According to local sources, the assault continues unabated, despite Nigerian President Muhammadu Buhari’s launch of an official investigation on Monday looking into the crisis.

Villages attacked include Akwu, Adogbo, Ayilla, Ogboju, Okokolo, Abugba, among several others.

Benue State Police Commissioner Paul Yakadi told the Nigerian newspaper Vanguard that the Fulani attackers came from nearby areas. “The worrisome renewed attack on the Agatu communities by Fulani herdsmen was as a result of the alarming influx of the herdsmen into the area through neighboring towns of Naka in Gwer West local government area of Benue State, Loco and Doma of Nasarawa State, where cattle are made to swim across the water to Agatu,” he said.

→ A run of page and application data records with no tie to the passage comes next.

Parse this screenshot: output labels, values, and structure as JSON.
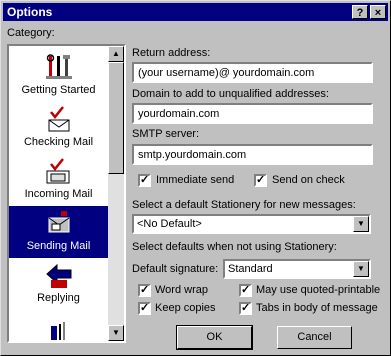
{
  "window": {
    "title": "Options",
    "help_label": "?",
    "close_label": "×"
  },
  "category": {
    "label": "Category:",
    "items": [
      {
        "name": "Getting Started",
        "icon": "tools-icon"
      },
      {
        "name": "Checking Mail",
        "icon": "check-mail-icon"
      },
      {
        "name": "Incoming Mail",
        "icon": "incoming-mail-icon"
      },
      {
        "name": "Sending Mail",
        "icon": "sending-mail-icon",
        "selected": true
      },
      {
        "name": "Replying",
        "icon": "reply-icon"
      },
      {
        "name": "",
        "icon": "partial-icon"
      }
    ]
  },
  "form": {
    "return_address_label": "Return address:",
    "return_address_value": "(your username)@ yourdomain.com",
    "domain_label": "Domain to add to unqualified addresses:",
    "domain_value": "yourdomain.com",
    "smtp_label": "SMTP server:",
    "smtp_value": "smtp.yourdomain.com",
    "immediate_send": {
      "label": "Immediate send",
      "checked": true
    },
    "send_on_check": {
      "label": "Send on check",
      "checked": true
    },
    "stationery_label": "Select a default Stationery for new messages:",
    "stationery_value": "<No Default>",
    "no_stationery_label": "Select defaults when not using Stationery:",
    "signature_label": "Default signature:",
    "signature_value": "Standard",
    "word_wrap": {
      "label": "Word wrap",
      "checked": true
    },
    "quoted_printable": {
      "label": "May use quoted-printable",
      "checked": true
    },
    "keep_copies": {
      "label": "Keep copies",
      "checked": true
    },
    "tabs_in_body": {
      "label": "Tabs in body of message",
      "checked": true
    }
  },
  "buttons": {
    "ok": "OK",
    "cancel": "Cancel"
  },
  "colors": {
    "titlebar": "#000080",
    "selection": "#000080",
    "checkmark_red": "#c00000"
  }
}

“The Command, which was on an assessment tour of the area few days ago to identify areas that security needed to be beefed up, discovered Fulani herdsmen armed with sophisticated weapons with their cows numbering over 5,000,” he added.

According to local reports, Agatu villagers rejoiced at the news of the government investigation, but still, the bloodshed continues.

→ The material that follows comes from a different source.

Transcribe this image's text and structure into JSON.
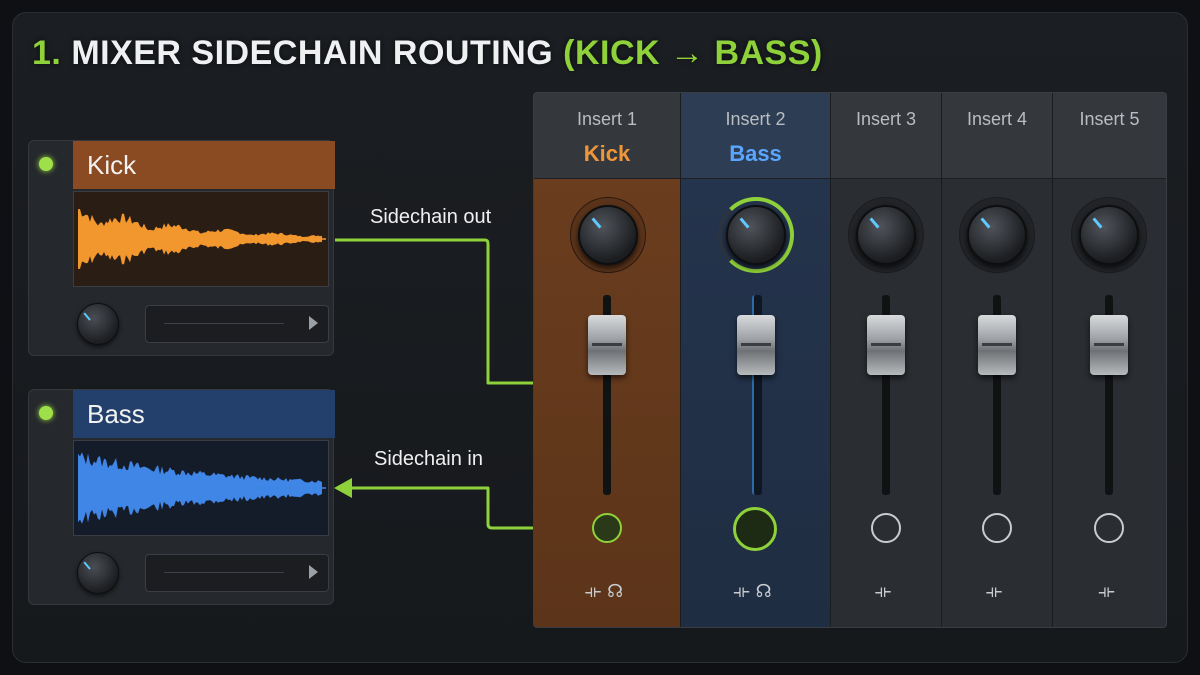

Agrarian Christians across Nigeria’s ‘Middle Belt’ region face what some observers are calling genocide after enduring 15 years of brutal Islamist Fulani raids with countless people being slaughtered on a near-weekly basis. Benue, Plateau, Nassarawa, Taraba, Adamawa, and parts of Kaduna, Borno, Yobe, and Gombe states make up the region most heavily under attack from these Islamist Fulani gangs.

Buhari expressed shock about the recent attacks. He also urged Nigerians to put aside their differences and live in peace.

Buhari’s comments come in a long pattern where Nigerian officials have failed to truly evaluate the root issues. They continue to constitute these ongoing horrific attacks only as historical tensions over land rights for cattle grazing versus farming.

While Boko Haram continues its terrible attacks on communities in north-eastern Nigeria, the Fulani herder onslaught in the Middle Belt continues unabated, claiming nearly as many lives and causing a similar toll of destruction on churches and Christian homes.